Similarly, across all three segments, the youngest investors were more likely to have found their current advisor through friends and family, perhaps because older investors change from their first advisor as they get more experienced or make other contacts. Sixty-eight percent of UHNW investors ages 47 and under got a referral from a friend or family member, 62 percent of Millionaires ages 44 and under and 60 percent of Mass Affluent investors ages 44 and under.
As to how the rest found their current advisor, the answers are far afield. The second most popular specific answer is “the advisor contacted me”, with 9 percent of Millionaire investors, 9 percent of Mass Affluent and 7 percent of UHNW investors saying that is how they found their current advisor.
Few other answers garnered even 5 percent of investors (“other’’ was selected by at least 20 percent in each wealth segment). Among Mass Affluent investors, “seminars/special events” was selected by 7 percent, “general advertisement’’ by 6 percent and “investigating a certain product and advisor specialized in that product” by 6 percent.
Among Millionaires, 8 percent chose “seminars/special events”, and 6 percent chose “investigating a certain product…”. UHNW investors had similar choices – 6 percent from “seminars” and 6 percent from “investing a certain product…”.

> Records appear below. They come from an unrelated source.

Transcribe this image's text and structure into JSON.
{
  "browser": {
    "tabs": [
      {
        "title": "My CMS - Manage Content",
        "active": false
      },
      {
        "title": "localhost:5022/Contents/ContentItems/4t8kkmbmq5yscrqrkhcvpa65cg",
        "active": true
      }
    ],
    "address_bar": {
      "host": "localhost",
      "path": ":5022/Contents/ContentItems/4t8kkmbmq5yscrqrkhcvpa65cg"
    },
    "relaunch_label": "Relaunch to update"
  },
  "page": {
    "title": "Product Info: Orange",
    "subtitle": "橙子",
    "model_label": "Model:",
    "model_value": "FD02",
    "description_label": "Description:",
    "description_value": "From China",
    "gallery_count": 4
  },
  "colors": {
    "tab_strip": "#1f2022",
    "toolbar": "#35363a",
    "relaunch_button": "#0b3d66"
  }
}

Apparently, web sites are not the answer currently. Only 2-3 percent of investors in any wealth segment found their current advisor from a “website that provides detailed information on advisors.”

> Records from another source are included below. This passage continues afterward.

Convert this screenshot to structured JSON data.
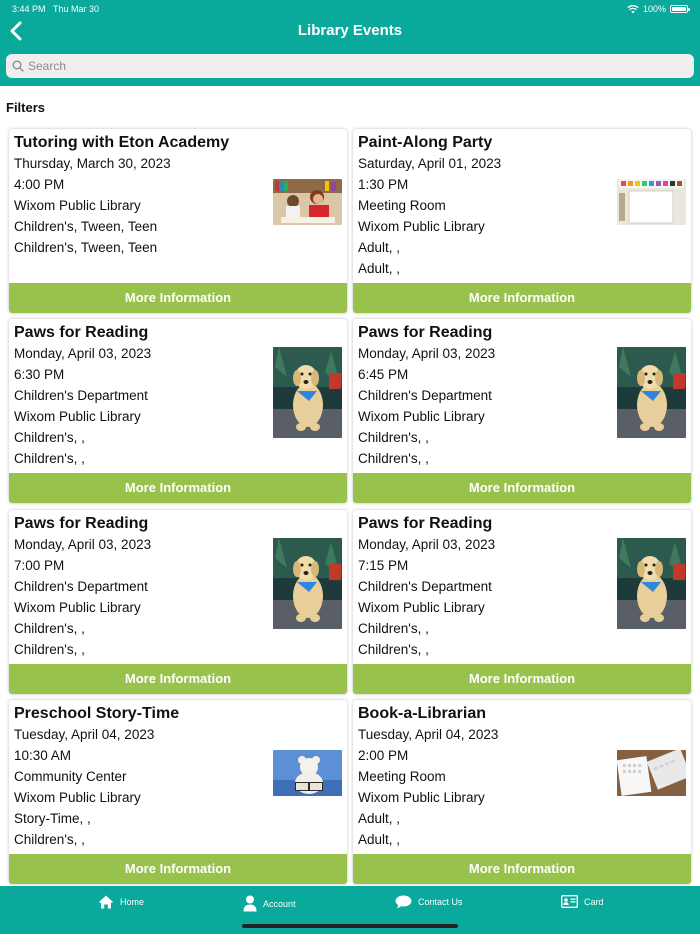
{
  "status": {
    "time": "3:44 PM",
    "date": "Thu Mar 30",
    "battery": "100%"
  },
  "nav": {
    "title": "Library Events"
  },
  "search": {
    "placeholder": "Search"
  },
  "filters_label": "Filters",
  "events": [
    {
      "title": "Tutoring with Eton Academy",
      "date": "Thursday, March 30, 2023",
      "time": "4:00 PM",
      "line3": "Wixom Public Library",
      "line4": "Children's, Tween, Teen",
      "line5": "Children's, Tween, Teen",
      "line6": "",
      "button": "More Information",
      "image": "tutoring-photo"
    },
    {
      "title": "Paint-Along Party",
      "date": "Saturday, April 01, 2023",
      "time": "1:30 PM",
      "line3": "Meeting Room",
      "line4": "Wixom Public Library",
      "line5": "Adult, ,",
      "line6": "Adult, ,",
      "button": "More Information",
      "image": "paint-palette-photo"
    },
    {
      "title": "Paws for Reading",
      "date": "Monday, April 03, 2023",
      "time": "6:30 PM",
      "line3": "Children's Department",
      "line4": "Wixom Public Library",
      "line5": "Children's, ,",
      "line6": "Children's, ,",
      "button": "More Information",
      "image": "dog-photo"
    },
    {
      "title": "Paws for Reading",
      "date": "Monday, April 03, 2023",
      "time": "6:45 PM",
      "line3": "Children's Department",
      "line4": "Wixom Public Library",
      "line5": "Children's, ,",
      "line6": "Children's, ,",
      "button": "More Information",
      "image": "dog-photo"
    },
    {
      "title": "Paws for Reading",
      "date": "Monday, April 03, 2023",
      "time": "7:00 PM",
      "line3": "Children's Department",
      "line4": "Wixom Public Library",
      "line5": "Children's, ,",
      "line6": "Children's, ,",
      "button": "More Information",
      "image": "dog-photo"
    },
    {
      "title": "Paws for Reading",
      "date": "Monday, April 03, 2023",
      "time": "7:15 PM",
      "line3": "Children's Department",
      "line4": "Wixom Public Library",
      "line5": "Children's, ,",
      "line6": "Children's, ,",
      "button": "More Information",
      "image": "dog-photo"
    },
    {
      "title": "Preschool Story-Time",
      "date": "Tuesday, April 04, 2023",
      "time": "10:30 AM",
      "line3": "Community Center",
      "line4": "Wixom Public Library",
      "line5": "Story-Time, ,",
      "line6": "Children's, ,",
      "button": "More Information",
      "image": "teddy-bear-photo"
    },
    {
      "title": "Book-a-Librarian",
      "date": "Tuesday, April 04, 2023",
      "time": "2:00 PM",
      "line3": "Meeting Room",
      "line4": "Wixom Public Library",
      "line5": "Adult, ,",
      "line6": "Adult, ,",
      "button": "More Information",
      "image": "keyboard-calendar-photo"
    }
  ],
  "tabs": [
    {
      "label": "Home",
      "icon": "home-icon"
    },
    {
      "label": "Account",
      "icon": "person-icon"
    },
    {
      "label": "Contact Us",
      "icon": "chat-bubble-icon"
    },
    {
      "label": "Card",
      "icon": "id-card-icon"
    }
  ],
  "colors": {
    "teal": "#09a99b",
    "green": "#99c24d"
  }
}
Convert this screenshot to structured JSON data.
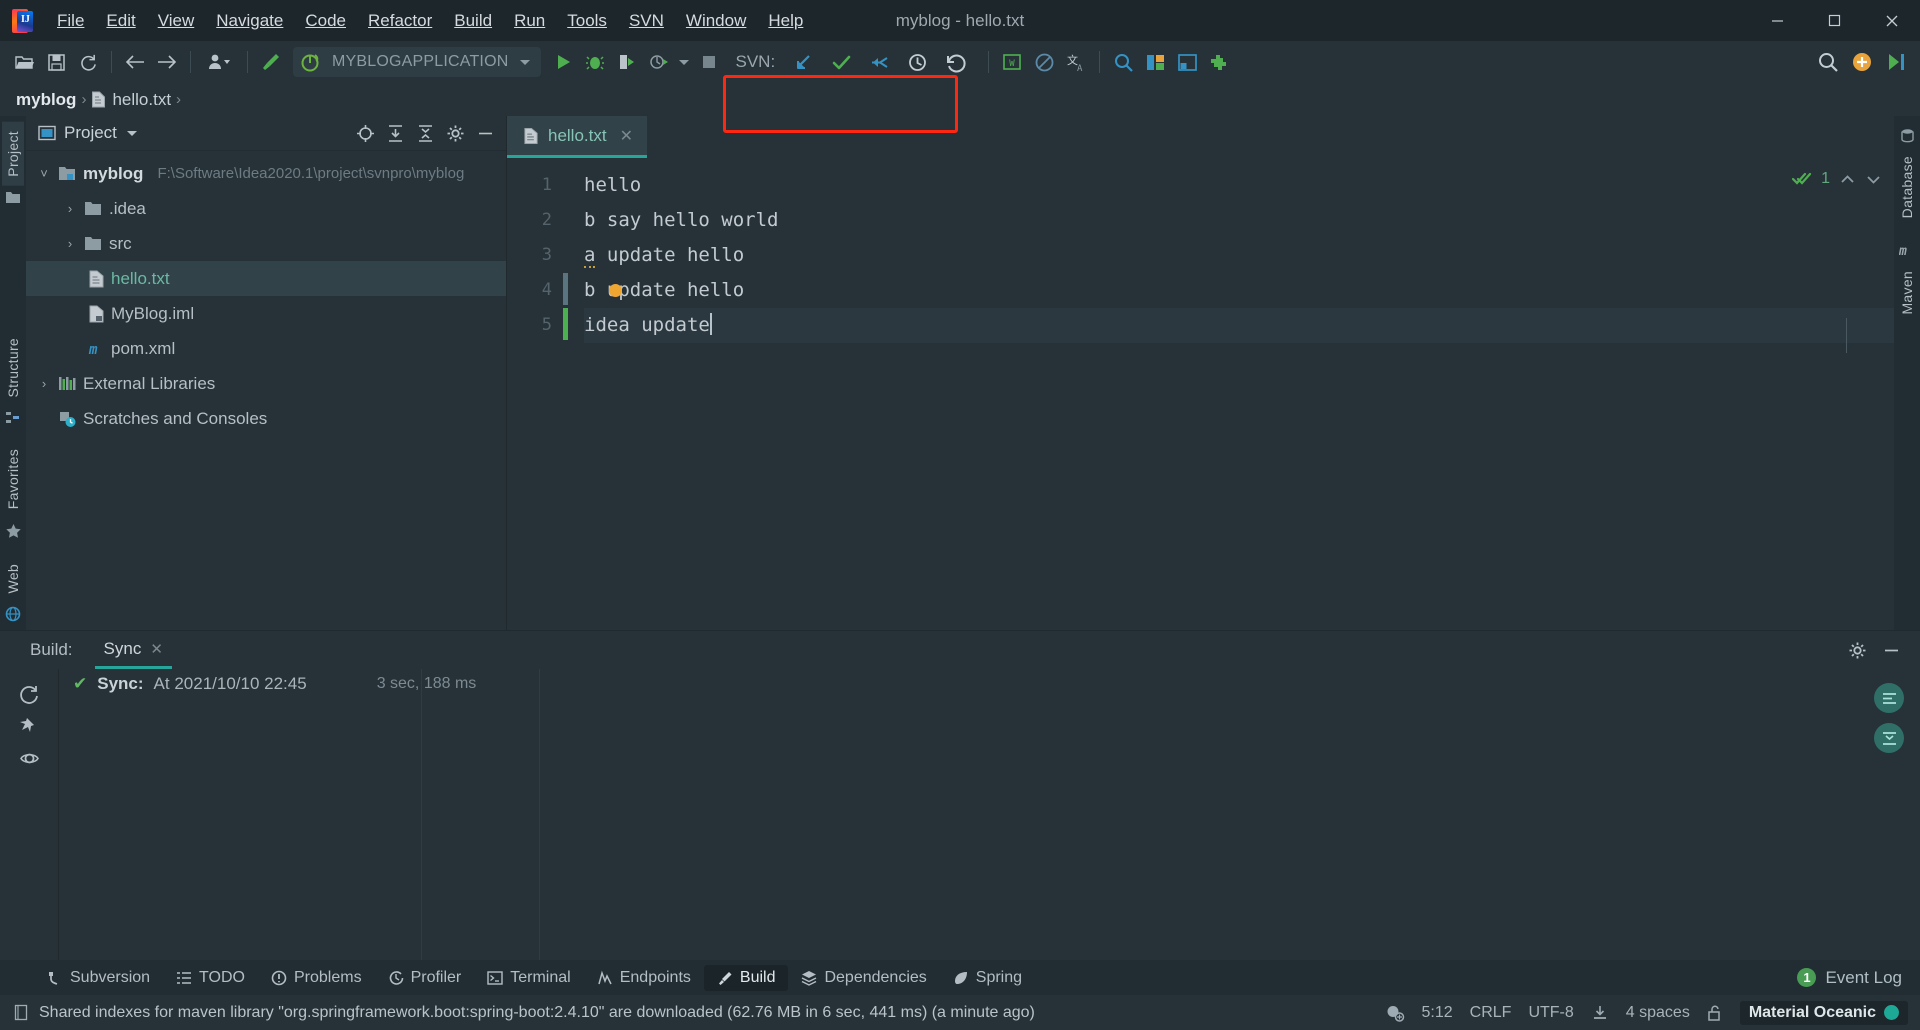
{
  "window": {
    "title": "myblog - hello.txt",
    "minimize_label": "—",
    "maximize_label": "❐",
    "close_label": "✕"
  },
  "menu": {
    "items": [
      {
        "label": "File"
      },
      {
        "label": "Edit"
      },
      {
        "label": "View"
      },
      {
        "label": "Navigate"
      },
      {
        "label": "Code"
      },
      {
        "label": "Refactor"
      },
      {
        "label": "Build"
      },
      {
        "label": "Run"
      },
      {
        "label": "Tools"
      },
      {
        "label": "SVN"
      },
      {
        "label": "Window"
      },
      {
        "label": "Help"
      }
    ]
  },
  "toolbar": {
    "open_icon": "open-folder-icon",
    "save_icon": "save-icon",
    "sync_icon": "refresh-icon",
    "back_icon": "back-arrow-icon",
    "forward_icon": "forward-arrow-icon",
    "profile_icon": "user-profile-icon",
    "build_icon": "hammer-icon",
    "run_config": "MYBLOGAPPLICATION",
    "run_icon": "run-icon",
    "debug_icon": "debug-icon",
    "coverage_icon": "run-with-coverage-icon",
    "profiler_icon": "profiler-icon",
    "stop_icon": "stop-icon",
    "svn": {
      "label": "SVN:",
      "update_icon": "svn-update-icon",
      "commit_icon": "svn-commit-icon",
      "merge_icon": "svn-merge-icon",
      "history_icon": "svn-history-icon",
      "revert_icon": "svn-revert-icon",
      "highlight_color": "#fe2712"
    },
    "right": {
      "search_icon": "search-everywhere-icon",
      "update_app_icon": "ide-update-icon",
      "run_anything_icon": "run-anything-icon"
    }
  },
  "breadcrumb": {
    "project": "myblog",
    "file": "hello.txt",
    "separator": "›"
  },
  "left_stripe": {
    "items": [
      {
        "label": "Project",
        "active": true
      },
      {
        "label": "Structure",
        "active": false
      },
      {
        "label": "Favorites",
        "active": false
      },
      {
        "label": "Web",
        "active": false
      }
    ]
  },
  "right_stripe": {
    "items": [
      {
        "label": "Database"
      },
      {
        "label": "Maven"
      }
    ]
  },
  "project_panel": {
    "title": "Project",
    "dropdown_icon": "chevron-down-icon",
    "icons": [
      {
        "name": "scroll-from-source-icon"
      },
      {
        "name": "expand-all-icon"
      },
      {
        "name": "collapse-all-icon"
      },
      {
        "name": "settings-gear-icon"
      },
      {
        "name": "hide-panel-icon"
      }
    ],
    "tree": [
      {
        "label": "myblog",
        "path": "F:\\Software\\Idea2020.1\\project\\svnpro\\myblog",
        "indent": 1,
        "arrow": "˅",
        "icon": "module-folder-icon",
        "bold": true,
        "selected": false,
        "color": "default"
      },
      {
        "label": ".idea",
        "path": "",
        "indent": 2,
        "arrow": "›",
        "icon": "folder-icon",
        "bold": false,
        "selected": false,
        "color": "default"
      },
      {
        "label": "src",
        "path": "",
        "indent": 2,
        "arrow": "›",
        "icon": "folder-icon",
        "bold": false,
        "selected": false,
        "color": "default"
      },
      {
        "label": "hello.txt",
        "path": "",
        "indent": 3,
        "arrow": "",
        "icon": "text-file-icon",
        "bold": false,
        "selected": true,
        "color": "green"
      },
      {
        "label": "MyBlog.iml",
        "path": "",
        "indent": 3,
        "arrow": "",
        "icon": "iml-file-icon",
        "bold": false,
        "selected": false,
        "color": "default"
      },
      {
        "label": "pom.xml",
        "path": "",
        "indent": 3,
        "arrow": "",
        "icon": "maven-pom-icon",
        "bold": false,
        "selected": false,
        "color": "default"
      },
      {
        "label": "External Libraries",
        "path": "",
        "indent": 1,
        "arrow": "›",
        "icon": "libraries-icon",
        "bold": false,
        "selected": false,
        "color": "default"
      },
      {
        "label": "Scratches and Consoles",
        "path": "",
        "indent": 1,
        "arrow": "",
        "icon": "scratches-icon",
        "bold": false,
        "selected": false,
        "color": "default"
      }
    ]
  },
  "editor": {
    "tab": {
      "label": "hello.txt",
      "icon": "text-file-icon",
      "close_icon": "close-icon"
    },
    "lines": [
      {
        "number": "1",
        "text": "hello",
        "change": "none",
        "caret": false
      },
      {
        "number": "2",
        "text": "b say hello world",
        "change": "none",
        "caret": false
      },
      {
        "number": "3",
        "text": "a update hello",
        "change": "none",
        "caret": false
      },
      {
        "number": "4",
        "text": "b update hello",
        "change": "modified",
        "caret": false
      },
      {
        "number": "5",
        "text": "idea update",
        "change": "added",
        "caret": true
      }
    ],
    "inspection": {
      "icon": "inspections-ok-icon",
      "count": "1",
      "prev_icon": "chevron-up-icon",
      "next_icon": "chevron-down-icon"
    },
    "colors": {
      "modified_bar": "#5a7480",
      "added_bar": "#4caf50",
      "tab_underline": "#26a69a"
    }
  },
  "build_panel": {
    "label": "Build:",
    "tab": {
      "label": "Sync",
      "close_icon": "close-icon"
    },
    "settings_icon": "settings-gear-icon",
    "hide_icon": "hide-panel-icon",
    "side_icons": [
      {
        "name": "rerun-icon"
      },
      {
        "name": "pin-tab-icon"
      },
      {
        "name": "toggle-soft-wrap-icon"
      }
    ],
    "result": {
      "status_icon": "success-check-icon",
      "title": "Sync:",
      "detail": "At 2021/10/10 22:45",
      "duration": "3 sec, 188 ms"
    },
    "float_icons": [
      {
        "name": "expand-tree-icon"
      },
      {
        "name": "collapse-tree-icon"
      }
    ]
  },
  "toolwindow_bar": {
    "tabs": [
      {
        "label": "Subversion",
        "icon": "subversion-icon",
        "active": false
      },
      {
        "label": "TODO",
        "icon": "todo-icon",
        "active": false
      },
      {
        "label": "Problems",
        "icon": "problems-icon",
        "active": false
      },
      {
        "label": "Profiler",
        "icon": "profiler-icon",
        "active": false
      },
      {
        "label": "Terminal",
        "icon": "terminal-icon",
        "active": false
      },
      {
        "label": "Endpoints",
        "icon": "endpoints-icon",
        "active": false
      },
      {
        "label": "Build",
        "icon": "build-hammer-icon",
        "active": true
      },
      {
        "label": "Dependencies",
        "icon": "dependencies-icon",
        "active": false
      },
      {
        "label": "Spring",
        "icon": "spring-leaf-icon",
        "active": false
      }
    ],
    "event_log": {
      "label": "Event Log",
      "count": "1"
    }
  },
  "status_bar": {
    "icon": "indexes-icon",
    "message": "Shared indexes for maven library \"org.springframework.boot:spring-boot:2.4.10\" are downloaded (62.76 MB in 6 sec, 441 ms) (a minute ago)",
    "position": "5:12",
    "line_separator": "CRLF",
    "encoding": "UTF-8",
    "download_icon": "download-indexes-icon",
    "indent": "4 spaces",
    "lock_icon": "unlocked-icon",
    "theme": "Material Oceanic",
    "inspection_icon": "inspection-profile-icon"
  }
}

Kent McDill is a staff writer for Millionaire Corner. McDill spent 30 years as a sports writer, working for United Press International and the Daily Herald of Arlington Heights, Ill. From 1988-1999, he covered the Chicago Bulls for the Daily Herald, traveling with them every day through the nine-month season. He also covered the Bulls for UPI from 1985-88, and currently covers the team for www.nba.com. He has written two books on the Bulls, including the new title “100 Things Bulls Fans Should Know And Do Before They Die’, published by Triumph Books. In August 2013, his new book “100 Things Bears Fans Should Know And Do Before They Die” gets published.
In 2008, he resigned from the Herald and became a freelance writer. The Herald hired him to write business features and speeches for the Daily Herald Business Conferences and Awards presentations.
McDill also writes a monthly parenting column for the Herald’s Suburban Parent magazine.
McDill is the father of four children, and an active fan of soccer, Jimmy Buffett and all things Disney.